00:11:21   And then I start looking at research,

00:11:22   and trying to understand pedometers,

00:11:24   and understanding what a good activity is, and so on.

00:11:26   And I see just how bad that is, just how kind of awful

00:11:30   it is that I really am not out and about.

00:11:32   I'm really not up and active.

00:11:34   And it's been kind of sobering in some ways to look at that.

00:11:38   And it's kind of a nice thing where I finally have an app that actually is motivating for

00:11:42   myself in that way, where I look at it and actually I did a thing where it badges the

00:11:48   app icon with your step total, which is funny because after a certain size it'll actually

00:11:53   truncate and have little ellipses in the middle.

00:11:55   But the reality is once you're above that number of count, you're probably good to go.

00:11:59   But what I find is when I put it on my phone and I badge it there, there's this guilt that

00:12:04   that I have during the day that is actually slowly, I think,

00:12:08   pushing me into slightly better habits.

00:12:09   I think that's just an encouraging thing

00:12:11   that I wanted to mention is if you're a developer

00:12:13   and you spend your entire life sitting down,

00:12:15   looking in front of a computer, that is probably not

00:12:17   a healthy thing.

00:12:18   I've talked on episodes previously about ergonomics

00:12:20   and those types of health things.

00:12:22   But just one thing I wanted to mention here

00:12:25   that was made so apparent to me when

00:12:27   I'm starting to work on a pedometer is just

00:12:29   how inactive, how sedentary my lifestyle typically

00:12:33   is if I don't proactively make choices to the contrary.

00:12:37   All right, so that's it for today's show.

00:12:38   As always, if you have questions, comments, concerns, or complaints, go on Twitter @_DavidSmith,

00:12:43   email me, david@divangprospective.com.

00:12:46   Next week, and actually the next two weeks, my schedule might be a little bit off and

00:12:49   a little bit atypical just because I'm going to be traveling.

00:12:53   First is the Singleton symposium in Montreal, so if you're there, definitely reach out to

00:12:58   me, let me know.

00:12:59   I'd love to meet you.

00:13:00   hear from somebody who's been listening to the show and I'll be traveling a bit

00:13:03   more with other stuff later on in October.
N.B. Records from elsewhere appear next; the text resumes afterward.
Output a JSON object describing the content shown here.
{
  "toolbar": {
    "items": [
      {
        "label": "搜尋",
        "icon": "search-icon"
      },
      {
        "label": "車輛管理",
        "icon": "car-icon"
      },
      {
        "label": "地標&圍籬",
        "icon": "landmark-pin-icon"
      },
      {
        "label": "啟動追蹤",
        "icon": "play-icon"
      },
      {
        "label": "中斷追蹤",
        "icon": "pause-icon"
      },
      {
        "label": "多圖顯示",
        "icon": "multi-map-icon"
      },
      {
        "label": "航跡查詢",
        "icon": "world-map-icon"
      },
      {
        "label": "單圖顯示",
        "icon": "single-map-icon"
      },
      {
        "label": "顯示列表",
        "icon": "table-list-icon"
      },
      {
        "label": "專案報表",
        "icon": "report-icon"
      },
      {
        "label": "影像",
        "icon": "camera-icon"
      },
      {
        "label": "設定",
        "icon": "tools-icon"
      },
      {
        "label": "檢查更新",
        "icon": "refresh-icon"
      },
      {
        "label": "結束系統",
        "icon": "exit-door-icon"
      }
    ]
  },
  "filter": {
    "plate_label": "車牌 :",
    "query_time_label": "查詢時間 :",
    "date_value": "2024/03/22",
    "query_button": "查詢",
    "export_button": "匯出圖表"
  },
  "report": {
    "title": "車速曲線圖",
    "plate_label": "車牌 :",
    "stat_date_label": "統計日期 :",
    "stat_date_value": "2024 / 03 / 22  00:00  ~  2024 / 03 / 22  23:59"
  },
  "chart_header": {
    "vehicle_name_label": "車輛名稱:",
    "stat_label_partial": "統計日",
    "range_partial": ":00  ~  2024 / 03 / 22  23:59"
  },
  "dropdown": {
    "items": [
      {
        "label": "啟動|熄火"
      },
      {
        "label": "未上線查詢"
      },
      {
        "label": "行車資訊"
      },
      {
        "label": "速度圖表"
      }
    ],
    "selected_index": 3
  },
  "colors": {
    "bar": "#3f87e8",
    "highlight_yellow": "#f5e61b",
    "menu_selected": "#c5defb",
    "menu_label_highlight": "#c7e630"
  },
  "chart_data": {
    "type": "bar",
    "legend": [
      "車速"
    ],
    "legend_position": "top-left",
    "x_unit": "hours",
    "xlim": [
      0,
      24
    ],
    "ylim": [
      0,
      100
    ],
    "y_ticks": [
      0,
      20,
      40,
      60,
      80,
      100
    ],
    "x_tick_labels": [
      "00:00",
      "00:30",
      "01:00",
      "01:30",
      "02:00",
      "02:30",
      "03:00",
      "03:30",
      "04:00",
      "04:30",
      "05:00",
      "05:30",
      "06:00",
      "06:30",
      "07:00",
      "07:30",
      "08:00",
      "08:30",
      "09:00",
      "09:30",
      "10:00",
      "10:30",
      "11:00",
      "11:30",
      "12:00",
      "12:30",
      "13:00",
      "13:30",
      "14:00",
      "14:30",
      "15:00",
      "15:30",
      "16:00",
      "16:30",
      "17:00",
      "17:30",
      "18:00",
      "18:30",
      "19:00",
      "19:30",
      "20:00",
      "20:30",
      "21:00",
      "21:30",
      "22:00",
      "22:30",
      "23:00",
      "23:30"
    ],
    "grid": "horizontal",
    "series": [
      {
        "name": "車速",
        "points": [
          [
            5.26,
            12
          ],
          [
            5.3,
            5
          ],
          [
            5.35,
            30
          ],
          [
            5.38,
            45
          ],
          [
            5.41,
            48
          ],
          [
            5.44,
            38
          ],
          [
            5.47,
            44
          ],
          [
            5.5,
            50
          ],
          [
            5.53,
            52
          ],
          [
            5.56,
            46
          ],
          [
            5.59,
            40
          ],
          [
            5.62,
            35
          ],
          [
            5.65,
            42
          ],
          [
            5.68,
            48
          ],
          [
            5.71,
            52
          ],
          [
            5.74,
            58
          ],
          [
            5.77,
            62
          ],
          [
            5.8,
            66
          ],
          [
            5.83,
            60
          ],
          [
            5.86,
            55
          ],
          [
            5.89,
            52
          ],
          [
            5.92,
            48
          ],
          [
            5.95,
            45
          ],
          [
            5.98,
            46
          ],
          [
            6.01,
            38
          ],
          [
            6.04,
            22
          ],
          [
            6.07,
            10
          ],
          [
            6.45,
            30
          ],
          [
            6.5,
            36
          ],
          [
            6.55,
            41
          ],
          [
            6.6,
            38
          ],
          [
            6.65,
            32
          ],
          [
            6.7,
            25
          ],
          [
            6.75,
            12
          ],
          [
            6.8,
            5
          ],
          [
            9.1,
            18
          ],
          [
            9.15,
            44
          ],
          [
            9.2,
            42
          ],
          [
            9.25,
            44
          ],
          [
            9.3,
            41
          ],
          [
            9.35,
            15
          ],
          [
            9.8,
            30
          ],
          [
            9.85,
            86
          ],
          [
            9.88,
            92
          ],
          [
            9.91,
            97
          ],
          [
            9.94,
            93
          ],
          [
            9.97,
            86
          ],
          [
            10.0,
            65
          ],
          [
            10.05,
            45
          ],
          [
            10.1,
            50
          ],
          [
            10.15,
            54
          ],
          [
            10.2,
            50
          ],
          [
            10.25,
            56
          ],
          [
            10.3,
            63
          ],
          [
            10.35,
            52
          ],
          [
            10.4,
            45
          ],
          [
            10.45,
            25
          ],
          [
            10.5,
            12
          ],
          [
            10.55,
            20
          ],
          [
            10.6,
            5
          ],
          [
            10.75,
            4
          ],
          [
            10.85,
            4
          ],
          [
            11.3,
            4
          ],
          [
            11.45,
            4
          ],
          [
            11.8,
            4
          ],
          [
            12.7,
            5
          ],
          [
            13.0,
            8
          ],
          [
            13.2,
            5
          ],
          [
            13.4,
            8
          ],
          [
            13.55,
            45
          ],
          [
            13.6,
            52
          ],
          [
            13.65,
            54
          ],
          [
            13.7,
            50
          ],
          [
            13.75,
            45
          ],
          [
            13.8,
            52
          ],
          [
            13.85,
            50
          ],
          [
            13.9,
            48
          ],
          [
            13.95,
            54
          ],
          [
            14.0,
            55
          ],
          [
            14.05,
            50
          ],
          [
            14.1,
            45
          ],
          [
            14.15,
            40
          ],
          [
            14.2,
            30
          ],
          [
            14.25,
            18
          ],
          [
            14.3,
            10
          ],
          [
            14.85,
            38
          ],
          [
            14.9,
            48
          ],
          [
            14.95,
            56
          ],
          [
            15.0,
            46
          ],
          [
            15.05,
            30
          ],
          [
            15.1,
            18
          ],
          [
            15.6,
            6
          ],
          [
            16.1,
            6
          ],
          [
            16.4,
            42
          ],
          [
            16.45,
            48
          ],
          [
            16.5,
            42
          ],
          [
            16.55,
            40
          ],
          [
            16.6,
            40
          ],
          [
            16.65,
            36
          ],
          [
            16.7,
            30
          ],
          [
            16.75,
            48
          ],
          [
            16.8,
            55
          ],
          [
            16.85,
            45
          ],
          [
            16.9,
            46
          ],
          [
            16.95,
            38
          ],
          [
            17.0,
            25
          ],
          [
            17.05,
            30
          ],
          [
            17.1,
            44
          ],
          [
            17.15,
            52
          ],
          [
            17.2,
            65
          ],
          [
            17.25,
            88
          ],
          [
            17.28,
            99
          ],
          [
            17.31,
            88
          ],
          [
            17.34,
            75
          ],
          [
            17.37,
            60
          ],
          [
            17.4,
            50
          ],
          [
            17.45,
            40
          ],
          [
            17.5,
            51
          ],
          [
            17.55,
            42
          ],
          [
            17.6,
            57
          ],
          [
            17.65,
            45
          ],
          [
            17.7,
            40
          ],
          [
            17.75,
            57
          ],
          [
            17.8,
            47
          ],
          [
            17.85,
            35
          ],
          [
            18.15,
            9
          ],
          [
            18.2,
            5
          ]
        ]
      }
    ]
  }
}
So my schedule will be a little

00:13:07   bit off. I'll still try and get one episode a week exactly what that looks

00:13:10   like. I don't know and maybe I'll skip a week we'll see but hopefully I'll try

00:13:14   keep with it. Alright I hope you have a great weekend. Talk to you later. Bye.